■ TASK INSTRUCTIONS
How many of the lines below hold the string "chat"? Say only the number.

■ RECORDS SHOWN

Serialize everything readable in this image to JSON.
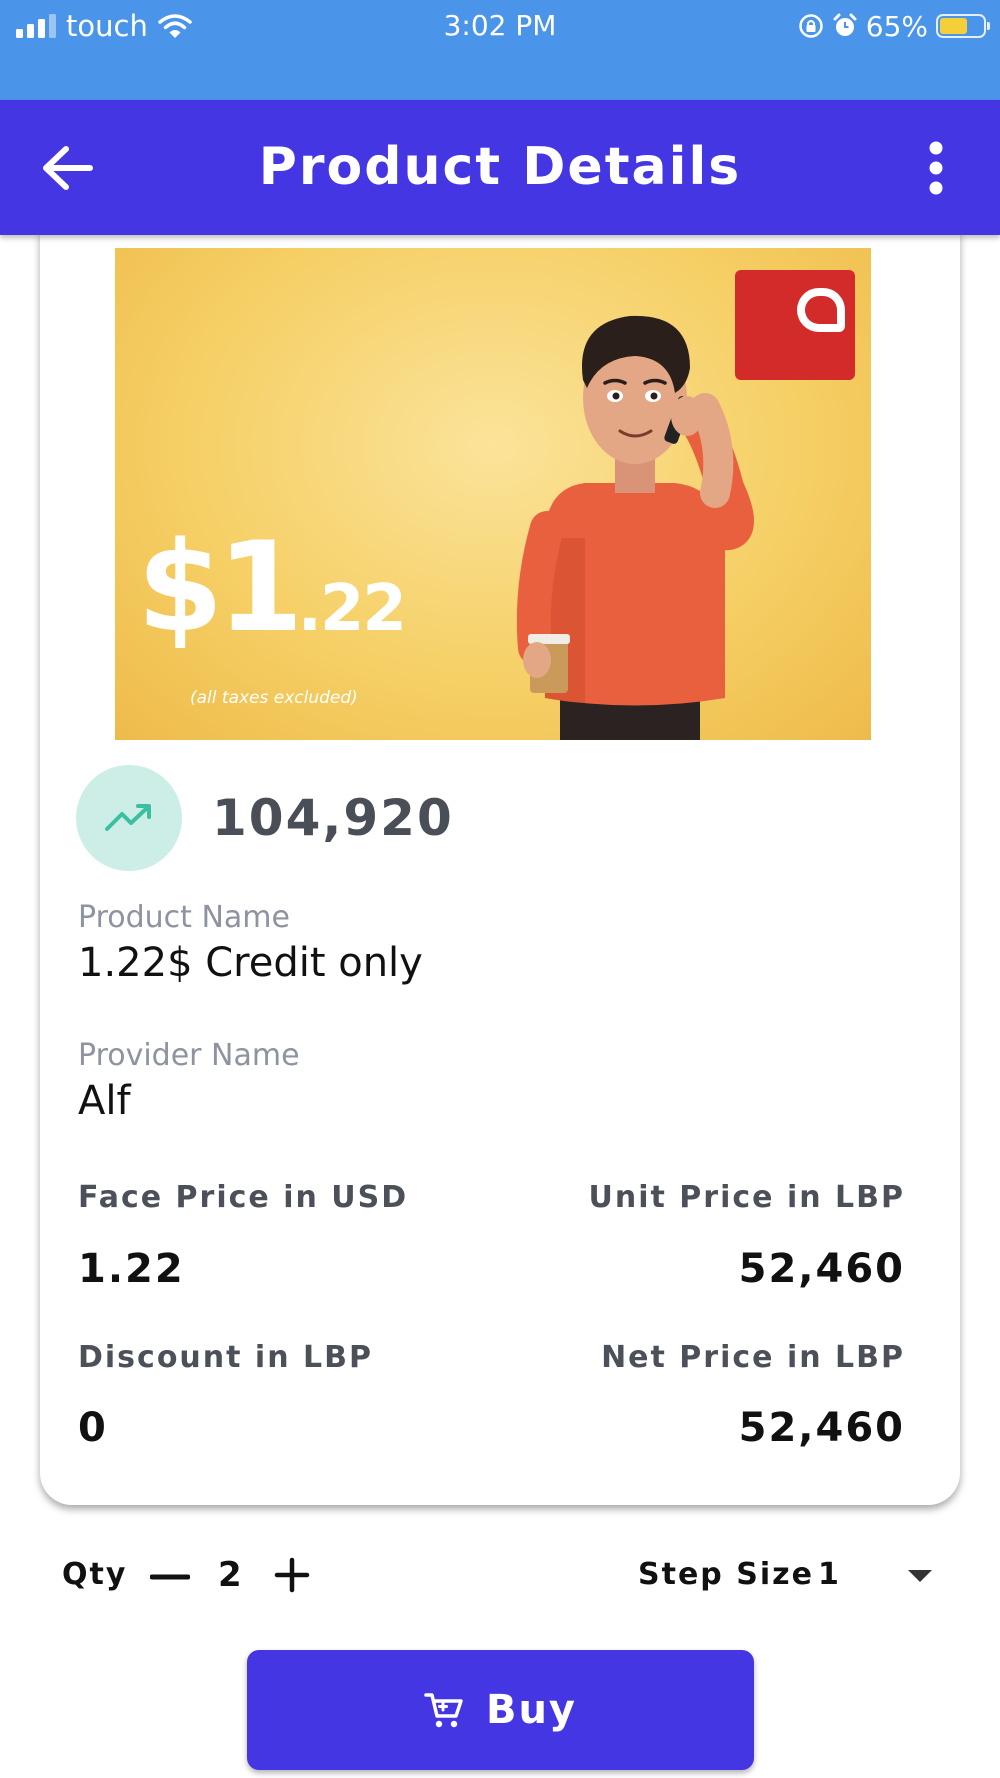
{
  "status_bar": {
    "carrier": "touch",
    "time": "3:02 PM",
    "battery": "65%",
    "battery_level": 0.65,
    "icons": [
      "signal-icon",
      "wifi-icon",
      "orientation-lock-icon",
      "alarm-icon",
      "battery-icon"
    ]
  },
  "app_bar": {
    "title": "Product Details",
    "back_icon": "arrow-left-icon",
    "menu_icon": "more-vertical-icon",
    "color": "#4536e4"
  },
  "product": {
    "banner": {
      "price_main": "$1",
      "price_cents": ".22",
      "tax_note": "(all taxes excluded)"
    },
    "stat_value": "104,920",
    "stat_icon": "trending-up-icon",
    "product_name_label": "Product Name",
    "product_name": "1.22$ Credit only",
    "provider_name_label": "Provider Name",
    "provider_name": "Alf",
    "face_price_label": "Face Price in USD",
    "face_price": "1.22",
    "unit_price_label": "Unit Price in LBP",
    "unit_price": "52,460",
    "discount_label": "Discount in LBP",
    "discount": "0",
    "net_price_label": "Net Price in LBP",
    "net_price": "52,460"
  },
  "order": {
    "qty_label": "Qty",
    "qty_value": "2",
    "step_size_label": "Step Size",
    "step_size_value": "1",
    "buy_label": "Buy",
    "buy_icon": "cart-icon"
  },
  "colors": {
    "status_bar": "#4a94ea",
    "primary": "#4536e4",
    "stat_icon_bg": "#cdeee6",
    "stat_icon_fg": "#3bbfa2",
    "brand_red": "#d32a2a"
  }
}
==
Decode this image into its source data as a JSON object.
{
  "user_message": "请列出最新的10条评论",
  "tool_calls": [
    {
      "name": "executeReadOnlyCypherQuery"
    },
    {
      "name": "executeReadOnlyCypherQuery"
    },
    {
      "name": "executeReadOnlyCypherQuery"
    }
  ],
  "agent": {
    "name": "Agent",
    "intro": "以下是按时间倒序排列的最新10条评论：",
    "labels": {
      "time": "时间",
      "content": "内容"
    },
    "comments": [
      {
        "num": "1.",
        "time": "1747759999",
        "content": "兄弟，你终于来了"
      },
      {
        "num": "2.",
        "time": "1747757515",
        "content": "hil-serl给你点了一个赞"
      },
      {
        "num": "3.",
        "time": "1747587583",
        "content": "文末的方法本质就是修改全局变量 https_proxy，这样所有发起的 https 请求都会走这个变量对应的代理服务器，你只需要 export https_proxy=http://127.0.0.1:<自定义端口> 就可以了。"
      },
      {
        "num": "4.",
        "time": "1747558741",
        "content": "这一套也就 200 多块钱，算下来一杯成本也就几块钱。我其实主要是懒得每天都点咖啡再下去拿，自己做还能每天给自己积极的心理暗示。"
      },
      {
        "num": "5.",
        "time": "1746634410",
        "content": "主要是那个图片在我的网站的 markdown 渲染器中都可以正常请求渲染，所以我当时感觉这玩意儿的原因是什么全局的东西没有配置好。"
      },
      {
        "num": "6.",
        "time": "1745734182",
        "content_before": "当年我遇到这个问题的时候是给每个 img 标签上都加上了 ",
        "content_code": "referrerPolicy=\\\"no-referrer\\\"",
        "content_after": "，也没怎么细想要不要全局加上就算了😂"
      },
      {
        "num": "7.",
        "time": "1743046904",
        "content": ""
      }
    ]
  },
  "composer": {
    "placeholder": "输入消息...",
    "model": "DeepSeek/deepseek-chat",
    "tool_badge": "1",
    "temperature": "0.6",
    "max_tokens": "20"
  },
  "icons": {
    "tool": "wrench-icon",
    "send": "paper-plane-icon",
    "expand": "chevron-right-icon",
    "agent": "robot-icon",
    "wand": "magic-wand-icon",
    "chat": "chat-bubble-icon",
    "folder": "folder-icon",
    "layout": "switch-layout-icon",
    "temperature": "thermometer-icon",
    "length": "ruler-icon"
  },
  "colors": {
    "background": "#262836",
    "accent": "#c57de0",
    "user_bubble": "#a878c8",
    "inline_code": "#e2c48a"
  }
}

■ SOLUTION BELOW
2